considered that cases might occur in the Colonies in which it might be necessary, in order to preserve peace and harmony, to observe these ceremonies, and he thought it would be very injurious if the address were carried.

Dr. Bowring

said, the question of military discipline ought by no means to weigh down the higher claims of conscience. [Hear, hear!] Had the address involved an approval of the conduct of Captain Aitcheson, he certainly could not, after the statement of the right hon. Member for Leeds, have concurred in it. But the motion proclaimed a true, a generous, a philanthropic, and a Christian principle. It respected, and forced others to respect, the religious scruples of their neighbours. He thanked the hon. Member for bringing forward the motion, were it only that it had led to the expression of so much of charitable and really catholic sentiment, in which none had more strikingly participated than the Roman Catholic Members who had taken a part in the debate. Something was gained for the cause of general religious freedom when the rights of conscience were so ably advocated by men of different persuasions; and the asperity of sectarian controversy would soon be softened, if the disposition to respect the opinions of others, which the motion recognised, were more generally diffused.

Colonel Thompson

felt great pleasure in being able to support a motion proposed by an hon. Member to whom he was so frequently opposed. The Sepoy would not wear a pig-skin to make part of a show. Why then, he would ask, was not the con science of the English soldier to be respected as much as the conscience of the Hindoo or the Mahometan soldier? He hoped the hon. Mover would press his motion to a division.

The House divided on the original question: Ayes 44; Noes 38; Majority 6.

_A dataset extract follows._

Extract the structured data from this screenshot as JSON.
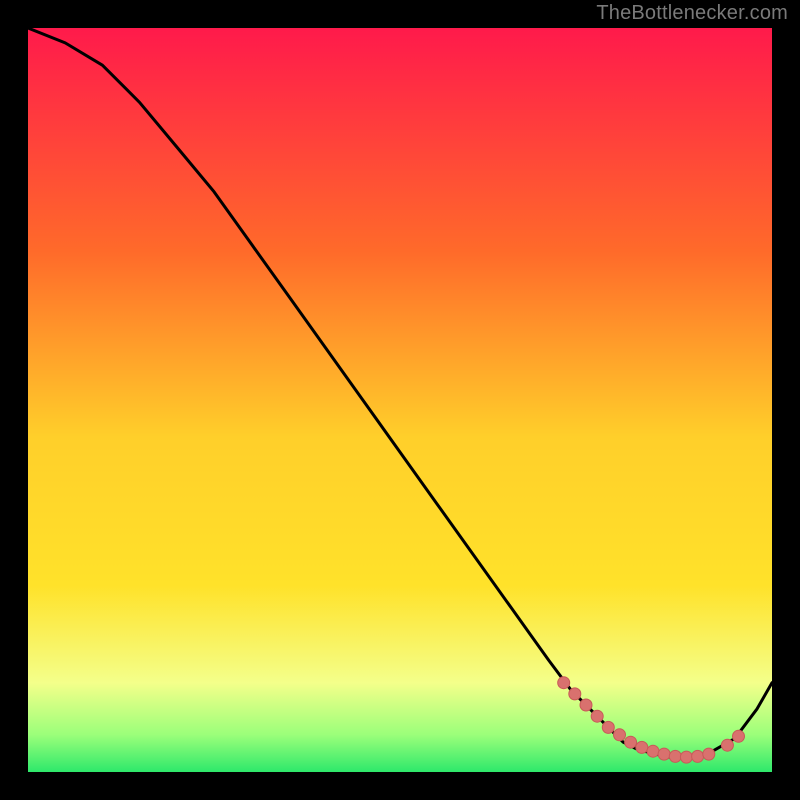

List of the AYES.
Aglionby, H. A. Marsland, T.
Barclay, D. Morgan, C. M. R.
Baring, F. T. Morpeth, Lord
Beckett, rt. hon. Sir J. North, F.
Bellew, R. M. Oswald, J.
Bewes, T. Parrot, J.
Blamire, W. Parry, Sir L. P. J.
Bulwer, H. L. Price, Sir R.
Campbell, Sir J. Rice, right hon. T. S.
Chapman, L. Ross, C.
Clements, Lord Russell, Lord J.
Darlington, Earl of Scott, J. W.
Dillwyn, L. W. Smith, R. V.
Ebrington, Lord Smith, B.
Fector, J. M. Steuart, R;
Fergus, J. Tancred, H. W.
Fergusson, rt. hn. R. C. Thomson, rt. hn. C. P.
Graham, rt. hn. Sir J. Troubridge, Sir E. T.
Heathcote, G. J. Warburton, H.
Hobhouse, rt. hn. Sir J. Ward, H. G.
Horsman, E.
Howard, P. H. TELLERS.
Howick, Lord Stanley, E. J.
Lennox, Lord G. Dalmeny, Lord
List of the NOES.
Baines, E. Lennox, Lord A.
Barnard, E. G. Lister, E. C.
Bodkin, J. J. Lushington, C.
Boldero, H. G. Mackinnon, W. A.
Bowring, Dr. Maunsell, T. P.
Brotherton, J. O'Brien, W. S.
Burrell, Sir C. O'Connell, D.
Chisholm, A. W. OConnell, M. J.
Duncombe, T. O'Connell, M.
Hardy, J. Plunkett, hon. R. E.
Hume, J. Price, S. G.
Humphery, J. Pryme, G.
Hutt, W. Pusey, P.
Johnston, A. Shaw, right hon. F.
Jones, T. Thompson, Colonel
Lefroy, A. Trevor, hon. A.
Wakley, T. Young, G. F.
Wason, R.
Williams, W. TELLERS.
Wilmot, Sir J.E. Plumptre, J. P.
Wyse, T. Lefroy, rt. hon. T.